TRENTON, NJ – New Jersey public school curriculum set to launch in September will have adult teachers talking to 7 and 8-year-old children about gender studies to help students find themselves, who they are and how they identify.
Yes, that was not a typo, 7 and 8-year-olds will learn that just because you have male genitalia doesn’t make you a male, and if you have female genitalia, you’re not necessarily a girl.
Democrats pushing the agenda say parents can simply opt-out of the premature sex-ed classes, but Republicans say it’s not as easy as the Democrats make it sound.
Republicans say Trenton Democrats have defended the controversial new education curriculum standards, claiming parents who object have the opportunity to opt their children out of instructions that conflict with their moral or religious beliefs, but Senator Joe Pennacchio today rejected the rationale.
“The so-called opt-out of the new rules is meaningless, because as the standards state, the specifics of the curriculum can apply to all content areas,” said Pennacchio (R-26). “A parent may be able to opt their child out of health and phys-ed, but the material will be integrated in science, social studies, and English lessons, anyway.
“My message to parents is this: Don’t let them tell you that you can opt out of everything, because you can’t.”
According to a press release by Pennacchio, a portion of the FAQ section of the Department of Education’s website reads:
“Each school district is required by law to provide instruction in grades K-12 at an appropriate place in the curriculum that highlights and promotes diversity, including economic diversity, equity, inclusion, tolerance, and belonging in connection with gender and sexual orientation, race and ethnicity, disabilities, and religious tolerance; as well as the political, economic, and social contributions of persons with disabilities and lesbian, gay, bisexual, and transgender people at the middle and high school level. There is no opt-out provision in these statues.”
“The opt-out is a misnomer. There is no mechanism in the law that allows parents of 4- and 5-year-olds to opt-out of sexual identity and orientation lessons,” Pennacchio said. “At best, there is a lot of ambiguity and confusion about these new rules and what they mean for our children, and that’s by design.

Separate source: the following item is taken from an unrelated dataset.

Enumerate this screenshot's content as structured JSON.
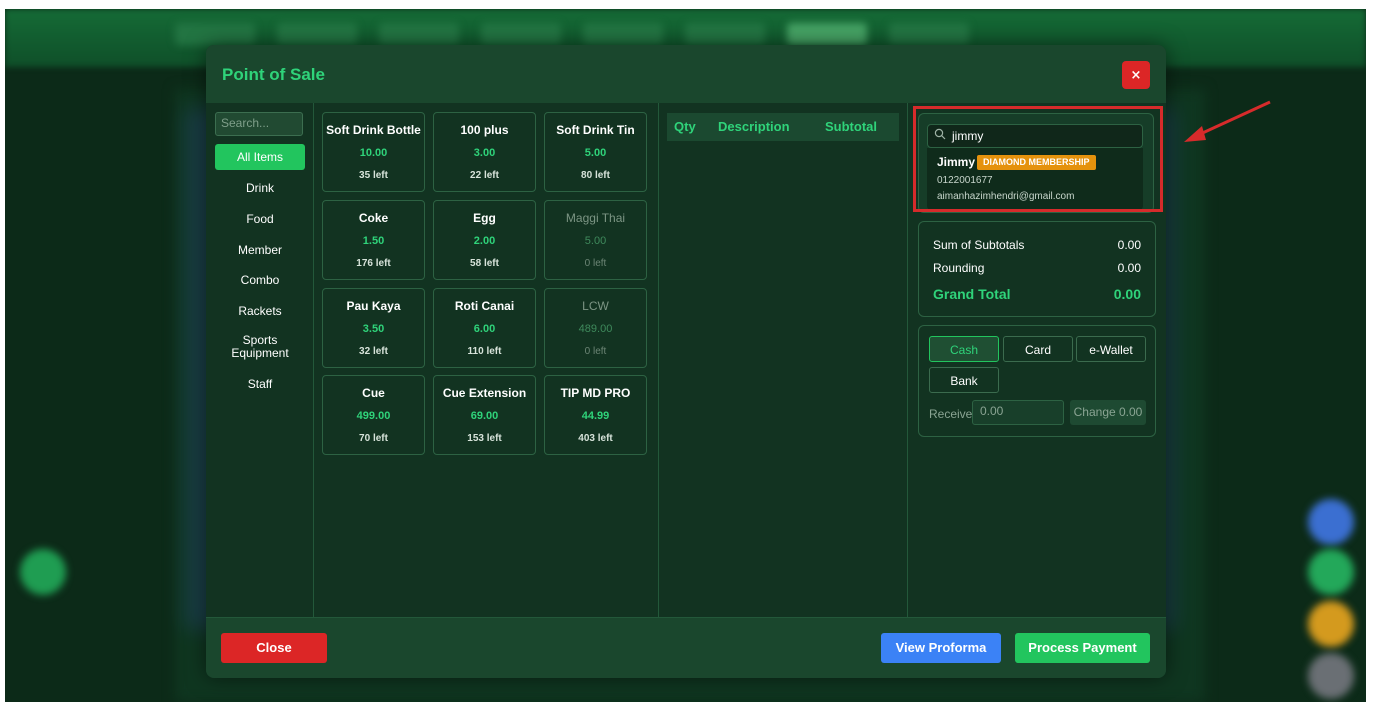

“The Administration isn’t making it easy for parents to understand how these changes will impact their kids, their families, or their communities,” said Pennacchio.
The controversial new curriculum, which takes effect when schools reopen in September, is the combined result of Democrat bills passed and signed into law in 2019 and 2021 and updated New Jersey Student Learning Standards in health and physical education unveiled in 2020 by the State Board of Education.
“The Administration wants to remove parents from the equation,” said Pennacchio. “These extreme curriculum plans are the results of several different laws passed by Democrats in the Legislature over the past few years.”
“The State seems to think these youngsters are ‘infected’ by an unconscious bias, so they are determined to reprogram their developing minds. And they aren’t about to provide an escape hatch to allow children to slip through without being rewired,” the Senator continued.
To empower parents and restore their parental rights in education, Pennacchio sponsors:
- S-1571 – Requires public schools to make curriculum plans available to the public and allow the plans, textbooks and learning material to be inspected and reviewed by the parents and legal guardians of students. [First introduced during the previous legislative session in June 2021 as S-3875]
- S-1570 – Requires boards of education to be more open about their meeting schedules and agendas, mandating them to publicly post full meeting agenda 48 hours prior to meeting.
- S-2385 – Reaffirms parental rights and amends current law to prevent schools from teaching some concepts related to critical race theory (CRT) and various controversial topics to students younger than high school age.
“These bills will ensure that parents retain their rights when it comes to the education of their children, and that they have access to the lessons and the values being endorsed in classrooms,” said Pennacchio.